(Records shown begins)
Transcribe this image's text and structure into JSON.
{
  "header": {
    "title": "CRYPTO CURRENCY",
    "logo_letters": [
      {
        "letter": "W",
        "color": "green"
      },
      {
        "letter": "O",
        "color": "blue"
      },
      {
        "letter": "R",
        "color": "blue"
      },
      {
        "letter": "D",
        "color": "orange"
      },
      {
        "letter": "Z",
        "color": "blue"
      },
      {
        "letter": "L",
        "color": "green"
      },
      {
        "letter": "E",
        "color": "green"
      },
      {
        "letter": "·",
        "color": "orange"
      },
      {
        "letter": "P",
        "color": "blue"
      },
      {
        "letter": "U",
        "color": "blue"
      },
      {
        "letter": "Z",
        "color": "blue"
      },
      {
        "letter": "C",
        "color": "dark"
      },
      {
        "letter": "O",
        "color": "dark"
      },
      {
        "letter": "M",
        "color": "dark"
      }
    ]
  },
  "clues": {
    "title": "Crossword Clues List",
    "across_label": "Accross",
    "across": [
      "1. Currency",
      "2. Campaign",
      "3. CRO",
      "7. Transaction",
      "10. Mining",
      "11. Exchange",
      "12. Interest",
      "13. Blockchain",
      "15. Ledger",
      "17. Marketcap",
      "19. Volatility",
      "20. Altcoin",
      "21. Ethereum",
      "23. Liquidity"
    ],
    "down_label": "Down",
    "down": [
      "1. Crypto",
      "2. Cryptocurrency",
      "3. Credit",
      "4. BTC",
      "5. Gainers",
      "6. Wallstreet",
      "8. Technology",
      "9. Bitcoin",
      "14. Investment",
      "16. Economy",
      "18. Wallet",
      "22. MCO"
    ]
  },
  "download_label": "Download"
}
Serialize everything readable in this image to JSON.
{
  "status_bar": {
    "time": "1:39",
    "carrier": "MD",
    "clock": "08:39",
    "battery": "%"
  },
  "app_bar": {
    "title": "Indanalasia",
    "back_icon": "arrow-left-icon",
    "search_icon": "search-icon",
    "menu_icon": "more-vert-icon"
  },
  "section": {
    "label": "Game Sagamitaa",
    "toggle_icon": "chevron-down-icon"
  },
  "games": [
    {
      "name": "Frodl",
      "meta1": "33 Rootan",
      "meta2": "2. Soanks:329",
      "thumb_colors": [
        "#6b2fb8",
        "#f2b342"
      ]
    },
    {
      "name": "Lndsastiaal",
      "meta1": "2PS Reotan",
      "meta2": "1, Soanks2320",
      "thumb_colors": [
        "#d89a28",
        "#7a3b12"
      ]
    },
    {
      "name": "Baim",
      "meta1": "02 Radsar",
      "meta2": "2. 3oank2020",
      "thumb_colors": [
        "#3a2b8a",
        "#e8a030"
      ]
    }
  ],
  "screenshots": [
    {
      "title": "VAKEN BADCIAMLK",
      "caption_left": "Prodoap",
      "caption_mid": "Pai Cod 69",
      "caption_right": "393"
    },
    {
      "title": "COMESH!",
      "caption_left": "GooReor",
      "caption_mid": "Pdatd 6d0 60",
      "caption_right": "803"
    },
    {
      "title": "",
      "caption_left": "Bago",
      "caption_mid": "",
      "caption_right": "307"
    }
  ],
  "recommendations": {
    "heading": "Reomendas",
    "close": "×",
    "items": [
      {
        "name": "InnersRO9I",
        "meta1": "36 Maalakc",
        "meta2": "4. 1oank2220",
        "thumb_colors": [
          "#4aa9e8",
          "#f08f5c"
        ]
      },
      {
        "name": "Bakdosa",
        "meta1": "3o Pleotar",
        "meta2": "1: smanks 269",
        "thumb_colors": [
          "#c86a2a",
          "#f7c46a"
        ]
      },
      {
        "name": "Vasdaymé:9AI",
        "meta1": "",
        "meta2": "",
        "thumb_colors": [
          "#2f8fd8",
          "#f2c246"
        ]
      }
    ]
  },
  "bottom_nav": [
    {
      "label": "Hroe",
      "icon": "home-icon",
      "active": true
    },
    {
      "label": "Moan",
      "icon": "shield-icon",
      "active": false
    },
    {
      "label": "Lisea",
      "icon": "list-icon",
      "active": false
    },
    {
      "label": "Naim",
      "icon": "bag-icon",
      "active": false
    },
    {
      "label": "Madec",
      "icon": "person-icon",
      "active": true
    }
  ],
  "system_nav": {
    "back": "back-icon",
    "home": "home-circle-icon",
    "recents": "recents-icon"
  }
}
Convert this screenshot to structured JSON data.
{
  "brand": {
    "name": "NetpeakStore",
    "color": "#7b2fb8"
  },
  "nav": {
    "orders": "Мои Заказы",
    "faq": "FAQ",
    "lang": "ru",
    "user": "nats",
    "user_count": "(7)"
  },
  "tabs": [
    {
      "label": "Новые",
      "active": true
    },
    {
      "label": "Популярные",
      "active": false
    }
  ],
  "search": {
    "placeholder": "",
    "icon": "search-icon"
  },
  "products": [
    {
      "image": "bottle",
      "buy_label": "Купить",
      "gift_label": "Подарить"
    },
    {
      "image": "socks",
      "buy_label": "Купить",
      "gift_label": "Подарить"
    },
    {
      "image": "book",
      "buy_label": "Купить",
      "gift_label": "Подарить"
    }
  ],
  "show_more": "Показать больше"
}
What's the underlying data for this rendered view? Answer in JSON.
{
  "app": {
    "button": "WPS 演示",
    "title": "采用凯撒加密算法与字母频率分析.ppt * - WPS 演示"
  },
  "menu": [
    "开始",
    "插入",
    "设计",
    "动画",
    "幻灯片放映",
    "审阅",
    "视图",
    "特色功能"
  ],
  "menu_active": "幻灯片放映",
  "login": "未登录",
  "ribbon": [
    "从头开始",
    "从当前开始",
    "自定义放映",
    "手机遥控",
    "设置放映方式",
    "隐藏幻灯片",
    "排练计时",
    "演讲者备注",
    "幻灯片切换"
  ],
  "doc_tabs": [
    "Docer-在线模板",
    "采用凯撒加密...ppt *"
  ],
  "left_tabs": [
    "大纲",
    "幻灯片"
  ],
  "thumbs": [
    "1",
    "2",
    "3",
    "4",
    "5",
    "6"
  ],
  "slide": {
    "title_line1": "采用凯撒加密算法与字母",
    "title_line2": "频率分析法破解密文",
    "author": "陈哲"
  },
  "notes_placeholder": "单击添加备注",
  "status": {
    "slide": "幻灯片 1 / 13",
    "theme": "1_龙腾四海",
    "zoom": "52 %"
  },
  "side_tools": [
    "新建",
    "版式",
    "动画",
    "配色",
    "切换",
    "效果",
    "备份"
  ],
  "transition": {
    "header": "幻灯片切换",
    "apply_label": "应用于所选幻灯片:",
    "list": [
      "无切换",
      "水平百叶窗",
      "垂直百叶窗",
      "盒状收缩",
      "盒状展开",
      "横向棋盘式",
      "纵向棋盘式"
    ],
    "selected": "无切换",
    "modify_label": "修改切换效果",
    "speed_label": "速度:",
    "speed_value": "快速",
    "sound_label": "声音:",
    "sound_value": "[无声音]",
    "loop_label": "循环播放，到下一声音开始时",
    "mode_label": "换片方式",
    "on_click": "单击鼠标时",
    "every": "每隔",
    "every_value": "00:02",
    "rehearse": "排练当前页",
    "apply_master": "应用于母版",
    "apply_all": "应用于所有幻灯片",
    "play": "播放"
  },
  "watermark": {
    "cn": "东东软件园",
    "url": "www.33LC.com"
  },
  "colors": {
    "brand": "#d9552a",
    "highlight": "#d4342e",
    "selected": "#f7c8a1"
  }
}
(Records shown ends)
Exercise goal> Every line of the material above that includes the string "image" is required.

Response>
Transcribe this image's text and structure into JSON.
Serialize everything readable in this image to JSON.
      "image": "bottle",
      "image": "socks",
      "image": "book",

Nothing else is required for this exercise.